## Activity
Repeat the entries that follow from start to finish, keeping every character.

## Records for this exercise

##########

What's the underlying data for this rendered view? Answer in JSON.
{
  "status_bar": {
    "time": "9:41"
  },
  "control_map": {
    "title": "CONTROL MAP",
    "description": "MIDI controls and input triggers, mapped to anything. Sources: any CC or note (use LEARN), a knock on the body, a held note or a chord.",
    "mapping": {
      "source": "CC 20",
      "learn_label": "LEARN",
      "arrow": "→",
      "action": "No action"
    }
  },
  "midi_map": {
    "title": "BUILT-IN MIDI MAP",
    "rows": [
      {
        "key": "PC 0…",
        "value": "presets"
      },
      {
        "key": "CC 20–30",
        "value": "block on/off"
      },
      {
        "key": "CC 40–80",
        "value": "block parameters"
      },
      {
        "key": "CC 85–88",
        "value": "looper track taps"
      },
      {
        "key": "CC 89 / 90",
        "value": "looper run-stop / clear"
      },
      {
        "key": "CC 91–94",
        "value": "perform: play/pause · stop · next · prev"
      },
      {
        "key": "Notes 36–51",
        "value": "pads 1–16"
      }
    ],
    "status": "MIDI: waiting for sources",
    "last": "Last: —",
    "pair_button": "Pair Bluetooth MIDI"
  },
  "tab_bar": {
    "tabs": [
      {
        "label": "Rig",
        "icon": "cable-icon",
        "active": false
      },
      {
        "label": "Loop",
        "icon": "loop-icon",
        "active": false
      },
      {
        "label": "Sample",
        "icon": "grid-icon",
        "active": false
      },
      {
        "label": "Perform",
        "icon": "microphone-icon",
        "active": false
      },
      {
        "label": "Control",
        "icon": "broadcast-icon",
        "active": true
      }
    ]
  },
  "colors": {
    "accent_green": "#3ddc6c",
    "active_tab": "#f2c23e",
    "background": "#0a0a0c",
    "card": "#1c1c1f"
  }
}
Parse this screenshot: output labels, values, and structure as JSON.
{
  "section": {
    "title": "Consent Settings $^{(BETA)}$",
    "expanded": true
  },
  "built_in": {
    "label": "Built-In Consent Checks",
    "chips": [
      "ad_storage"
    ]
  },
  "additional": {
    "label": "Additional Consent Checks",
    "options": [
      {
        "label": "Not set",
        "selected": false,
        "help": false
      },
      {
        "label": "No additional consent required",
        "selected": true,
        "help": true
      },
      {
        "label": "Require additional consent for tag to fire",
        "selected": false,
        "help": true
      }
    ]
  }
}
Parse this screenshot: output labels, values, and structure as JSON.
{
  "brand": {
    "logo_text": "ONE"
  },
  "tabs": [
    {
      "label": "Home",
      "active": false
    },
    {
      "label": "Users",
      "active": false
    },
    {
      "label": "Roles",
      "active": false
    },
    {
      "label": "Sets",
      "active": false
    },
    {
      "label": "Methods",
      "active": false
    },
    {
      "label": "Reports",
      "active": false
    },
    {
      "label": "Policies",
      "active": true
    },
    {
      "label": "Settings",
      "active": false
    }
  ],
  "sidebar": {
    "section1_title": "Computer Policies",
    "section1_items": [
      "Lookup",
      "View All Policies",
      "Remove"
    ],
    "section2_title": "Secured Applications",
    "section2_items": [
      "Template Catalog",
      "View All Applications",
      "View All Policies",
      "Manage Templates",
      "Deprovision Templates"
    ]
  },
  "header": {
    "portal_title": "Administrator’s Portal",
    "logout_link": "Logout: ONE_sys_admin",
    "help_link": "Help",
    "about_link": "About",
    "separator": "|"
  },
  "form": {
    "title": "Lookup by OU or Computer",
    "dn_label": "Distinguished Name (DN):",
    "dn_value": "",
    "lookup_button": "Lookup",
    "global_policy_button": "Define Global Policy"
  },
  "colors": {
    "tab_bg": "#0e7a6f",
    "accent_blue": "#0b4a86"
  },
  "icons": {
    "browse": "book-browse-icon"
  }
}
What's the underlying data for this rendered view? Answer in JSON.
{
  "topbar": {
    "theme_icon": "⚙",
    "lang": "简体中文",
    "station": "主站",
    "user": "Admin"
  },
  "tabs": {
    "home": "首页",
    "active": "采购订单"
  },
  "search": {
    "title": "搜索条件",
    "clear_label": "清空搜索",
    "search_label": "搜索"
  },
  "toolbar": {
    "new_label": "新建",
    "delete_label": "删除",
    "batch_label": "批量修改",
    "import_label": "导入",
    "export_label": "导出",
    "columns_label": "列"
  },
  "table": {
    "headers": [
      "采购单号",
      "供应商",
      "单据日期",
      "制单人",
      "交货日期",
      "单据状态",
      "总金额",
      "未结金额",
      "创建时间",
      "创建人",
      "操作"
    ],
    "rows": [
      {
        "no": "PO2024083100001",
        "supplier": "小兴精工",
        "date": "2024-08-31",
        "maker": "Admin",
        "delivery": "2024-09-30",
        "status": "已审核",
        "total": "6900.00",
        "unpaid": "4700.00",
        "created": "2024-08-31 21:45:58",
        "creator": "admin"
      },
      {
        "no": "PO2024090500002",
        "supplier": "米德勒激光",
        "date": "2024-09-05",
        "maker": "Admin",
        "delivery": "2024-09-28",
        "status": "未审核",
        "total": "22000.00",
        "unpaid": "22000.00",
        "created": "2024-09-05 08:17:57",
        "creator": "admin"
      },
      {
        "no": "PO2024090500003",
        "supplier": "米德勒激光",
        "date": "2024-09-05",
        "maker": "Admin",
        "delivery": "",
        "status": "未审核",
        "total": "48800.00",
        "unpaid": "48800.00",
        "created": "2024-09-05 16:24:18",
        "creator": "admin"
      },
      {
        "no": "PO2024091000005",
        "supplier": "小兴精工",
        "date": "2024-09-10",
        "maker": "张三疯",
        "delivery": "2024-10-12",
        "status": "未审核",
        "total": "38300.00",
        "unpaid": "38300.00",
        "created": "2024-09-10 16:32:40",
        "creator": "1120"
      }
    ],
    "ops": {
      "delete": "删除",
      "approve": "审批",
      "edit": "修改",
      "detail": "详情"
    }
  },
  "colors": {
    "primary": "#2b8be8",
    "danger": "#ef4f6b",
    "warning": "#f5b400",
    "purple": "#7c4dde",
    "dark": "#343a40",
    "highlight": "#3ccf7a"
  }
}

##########

## Solution to the exercise
What's the underlying data for this rendered view? Answer in JSON.
{
  "status_bar": {
    "time": "9:41"
  },
  "control_map": {
    "title": "CONTROL MAP",
    "description": "MIDI controls and input triggers, mapped to anything. Sources: any CC or note (use LEARN), a knock on the body, a held note or a chord.",
    "mapping": {
      "source": "CC 20",
      "learn_label": "LEARN",
      "arrow": "→",
      "action": "No action"
    }
  },
  "midi_map": {
    "title": "BUILT-IN MIDI MAP",
    "rows": [
      {
        "key": "PC 0…",
        "value": "presets"
      },
      {
        "key": "CC 20–30",
        "value": "block on/off"
      },
      {
        "key": "CC 40–80",
        "value": "block parameters"
      },
      {
        "key": "CC 85–88",
        "value": "looper track taps"
      },
      {
        "key": "CC 89 / 90",
        "value": "looper run-stop / clear"
      },
      {
        "key": "CC 91–94",
        "value": "perform: play/pause · stop · next · prev"
      },
      {
        "key": "Notes 36–51",
        "value": "pads 1–16"
      }
    ],
    "status": "MIDI: waiting for sources",
    "last": "Last: —",
    "pair_button": "Pair Bluetooth MIDI"
  },
  "tab_bar": {
    "tabs": [
      {
        "label": "Rig",
        "icon": "cable-icon",
        "active": false
      },
      {
        "label": "Loop",
        "icon": "loop-icon",
        "active": false
      },
      {
        "label": "Sample",
        "icon": "grid-icon",
        "active": false
      },
      {
        "label": "Perform",
        "icon": "microphone-icon",
        "active": false
      },
      {
        "label": "Control",
        "icon": "broadcast-icon",
        "active": true
      }
    ]
  },
  "colors": {
    "accent_green": "#3ddc6c",
    "active_tab": "#f2c23e",
    "background": "#0a0a0c",
    "card": "#1c1c1f"
  }
}
Parse this screenshot: output labels, values, and structure as JSON.
{
  "section": {
    "title": "Consent Settings $^{(BETA)}$",
    "expanded": true
  },
  "built_in": {
    "label": "Built-In Consent Checks",
    "chips": [
      "ad_storage"
    ]
  },
  "additional": {
    "label": "Additional Consent Checks",
    "options": [
      {
        "label": "Not set",
        "selected": false,
        "help": false
      },
      {
        "label": "No additional consent required",
        "selected": true,
        "help": true
      },
      {
        "label": "Require additional consent for tag to fire",
        "selected": false,
        "help": true
      }
    ]
  }
}
Parse this screenshot: output labels, values, and structure as JSON.
{
  "brand": {
    "logo_text": "ONE"
  },
  "tabs": [
    {
      "label": "Home",
      "active": false
    },
    {
      "label": "Users",
      "active": false
    },
    {
      "label": "Roles",
      "active": false
    },
    {
      "label": "Sets",
      "active": false
    },
    {
      "label": "Methods",
      "active": false
    },
    {
      "label": "Reports",
      "active": false
    },
    {
      "label": "Policies",
      "active": true
    },
    {
      "label": "Settings",
      "active": false
    }
  ],
  "sidebar": {
    "section1_title": "Computer Policies",
    "section1_items": [
      "Lookup",
      "View All Policies",
      "Remove"
    ],
    "section2_title": "Secured Applications",
    "section2_items": [
      "Template Catalog",
      "View All Applications",
      "View All Policies",
      "Manage Templates",
      "Deprovision Templates"
    ]
  },
  "header": {
    "portal_title": "Administrator’s Portal",
    "logout_link": "Logout: ONE_sys_admin",
    "help_link": "Help",
    "about_link": "About",
    "separator": "|"
  },
  "form": {
    "title": "Lookup by OU or Computer",
    "dn_label": "Distinguished Name (DN):",
    "dn_value": "",
    "lookup_button": "Lookup",
    "global_policy_button": "Define Global Policy"
  },
  "colors": {
    "tab_bg": "#0e7a6f",
    "accent_blue": "#0b4a86"
  },
  "icons": {
    "browse": "book-browse-icon"
  }
}
What's the underlying data for this rendered view? Answer in JSON.
{
  "topbar": {
    "theme_icon": "⚙",
    "lang": "简体中文",
    "station": "主站",
    "user": "Admin"
  },
  "tabs": {
    "home": "首页",
    "active": "采购订单"
  },
  "search": {
    "title": "搜索条件",
    "clear_label": "清空搜索",
    "search_label": "搜索"
  },
  "toolbar": {
    "new_label": "新建",
    "delete_label": "删除",
    "batch_label": "批量修改",
    "import_label": "导入",
    "export_label": "导出",
    "columns_label": "列"
  },
  "table": {
    "headers": [
      "采购单号",
      "供应商",
      "单据日期",
      "制单人",
      "交货日期",
      "单据状态",
      "总金额",
      "未结金额",
      "创建时间",
      "创建人",
      "操作"
    ],
    "rows": [
      {
        "no": "PO2024083100001",
        "supplier": "小兴精工",
        "date": "2024-08-31",
        "maker": "Admin",
        "delivery": "2024-09-30",
        "status": "已审核",
        "total": "6900.00",
        "unpaid": "4700.00",
        "created": "2024-08-31 21:45:58",
        "creator": "admin"
      },
      {
        "no": "PO2024090500002",
        "supplier": "米德勒激光",
        "date": "2024-09-05",
        "maker": "Admin",
        "delivery": "2024-09-28",
        "status": "未审核",
        "total": "22000.00",
        "unpaid": "22000.00",
        "created": "2024-09-05 08:17:57",
        "creator": "admin"
      },
      {
        "no": "PO2024090500003",
        "supplier": "米德勒激光",
        "date": "2024-09-05",
        "maker": "Admin",
        "delivery": "",
        "status": "未审核",
        "total": "48800.00",
        "unpaid": "48800.00",
        "created": "2024-09-05 16:24:18",
        "creator": "admin"
      },
      {
        "no": "PO2024091000005",
        "supplier": "小兴精工",
        "date": "2024-09-10",
        "maker": "张三疯",
        "delivery": "2024-10-12",
        "status": "未审核",
        "total": "38300.00",
        "unpaid": "38300.00",
        "created": "2024-09-10 16:32:40",
        "creator": "1120"
      }
    ],
    "ops": {
      "delete": "删除",
      "approve": "审批",
      "edit": "修改",
      "detail": "详情"
    }
  },
  "colors": {
    "primary": "#2b8be8",
    "danger": "#ef4f6b",
    "warning": "#f5b400",
    "purple": "#7c4dde",
    "dark": "#343a40",
    "highlight": "#3ccf7a"
  }
}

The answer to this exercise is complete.